(Dataset rows describing interfaces)

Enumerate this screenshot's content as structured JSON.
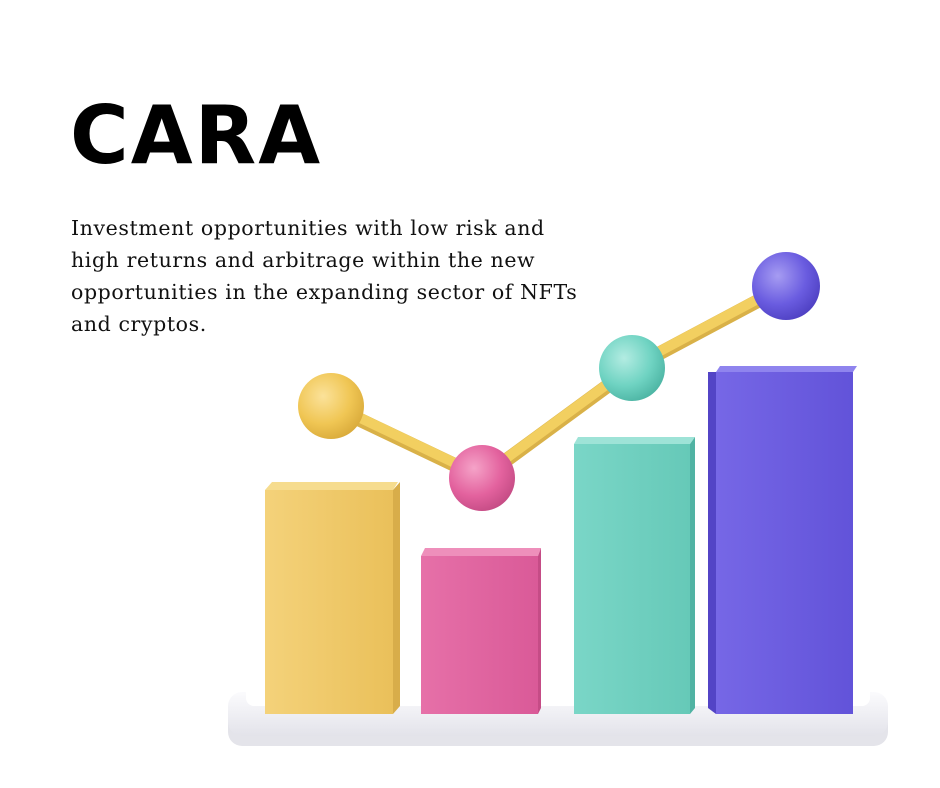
{
  "brand": {
    "title": "CARA"
  },
  "tagline": {
    "text": "Investment opportunities with low risk and high returns and arbitrage within the new opportunities in the expanding sector of NFTs and cryptos."
  },
  "illustration": {
    "icon": "3d-growth-bar-chart-icon",
    "colors": {
      "yellow": "#efc860",
      "pink": "#e0629e",
      "teal": "#6fd0c0",
      "purple": "#6a5ce0",
      "line": "#f2cf60",
      "base": "#f2f2f6"
    }
  }
}
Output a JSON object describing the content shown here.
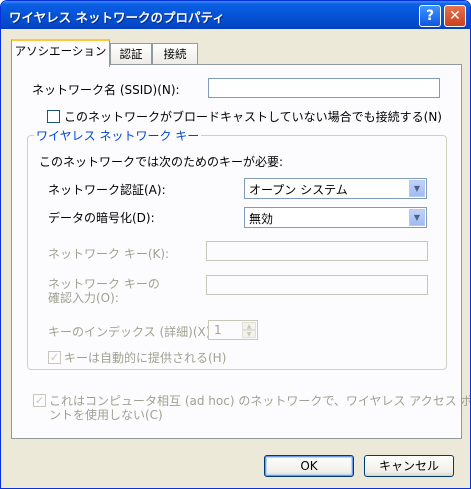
{
  "window": {
    "title": "ワイヤレス ネットワークのプロパティ",
    "help_label": "?",
    "close_label": "✕"
  },
  "tabs": [
    {
      "label": "アソシエーション",
      "active": true
    },
    {
      "label": "認証",
      "active": false
    },
    {
      "label": "接続",
      "active": false
    }
  ],
  "association": {
    "ssid_label": "ネットワーク名 (SSID)(N):",
    "ssid_value": "",
    "broadcast_checkbox_label": "このネットワークがブロードキャストしていない場合でも接続する(N)",
    "broadcast_checked": false,
    "wireless_key_group_title": "ワイヤレス ネットワーク キー",
    "key_required_text": "このネットワークでは次のためのキーが必要:",
    "auth_label": "ネットワーク認証(A):",
    "auth_value": "オープン システム",
    "encryption_label": "データの暗号化(D):",
    "encryption_value": "無効",
    "network_key_label": "ネットワーク キー(K):",
    "confirm_key_label_line1": "ネットワーク キーの",
    "confirm_key_label_line2": "確認入力(O):",
    "key_index_label": "キーのインデックス (詳細)(X):",
    "key_index_value": "1",
    "auto_key_label": "キーは自動的に提供される(H)",
    "auto_key_checked": true,
    "adhoc_label_line1": "これはコンピュータ相互 (ad hoc) のネットワークで、ワイヤレス アクセス ポイ",
    "adhoc_label_line2": "ントを使用しない(C)",
    "adhoc_checked": true
  },
  "buttons": {
    "ok_label": "OK",
    "cancel_label": "キャンセル"
  },
  "icons": {
    "dropdown": "chevron-down-icon",
    "check": "checkmark-icon",
    "spin_up": "spin-up-icon",
    "spin_down": "spin-down-icon"
  },
  "colors": {
    "title_bar": "#0553d6",
    "group_title": "#0046d5",
    "disabled_text": "#a1a192",
    "dialog_bg": "#ece9d8"
  }
}
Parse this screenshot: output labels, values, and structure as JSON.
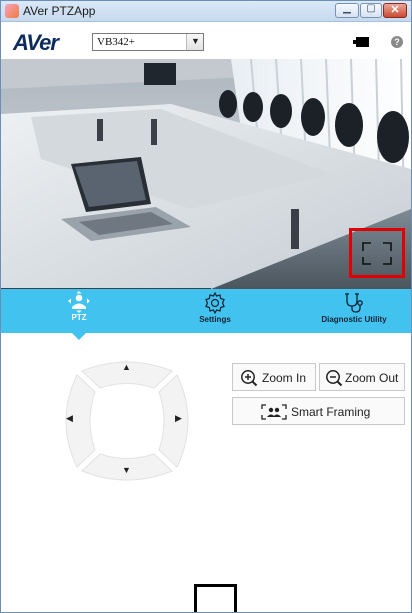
{
  "window": {
    "title": "AVer PTZApp"
  },
  "header": {
    "logo_text": "AVer",
    "camera_model": "VB342+",
    "help_glyph": "?"
  },
  "preview": {
    "scene": "conference room with laptop on table",
    "fullscreen_icon": "fullscreen-icon"
  },
  "tabs": [
    {
      "label": "PTZ",
      "icon": "ptz-icon",
      "active": true
    },
    {
      "label": "Settings",
      "icon": "gear-icon",
      "active": false
    },
    {
      "label": "Diagnostic Utility",
      "icon": "stethoscope-icon",
      "active": false
    }
  ],
  "ptz": {
    "up_glyph": "▲",
    "down_glyph": "▼",
    "left_glyph": "◀",
    "right_glyph": "▶",
    "zoom_in_label": "Zoom In",
    "zoom_out_label": "Zoom Out",
    "smart_framing_label": "Smart Framing"
  },
  "colors": {
    "tab_bar": "#41c2ef",
    "highlight": "#e00000",
    "logo": "#0d2c5e"
  }
}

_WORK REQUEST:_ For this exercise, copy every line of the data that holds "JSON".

_EXERCISE RESULT:_
Enumerate this screenshot's content as structured JSON.
Output a JSON object describing the content shown here.
Parse this screenshot: output labels, values, and structure as JSON.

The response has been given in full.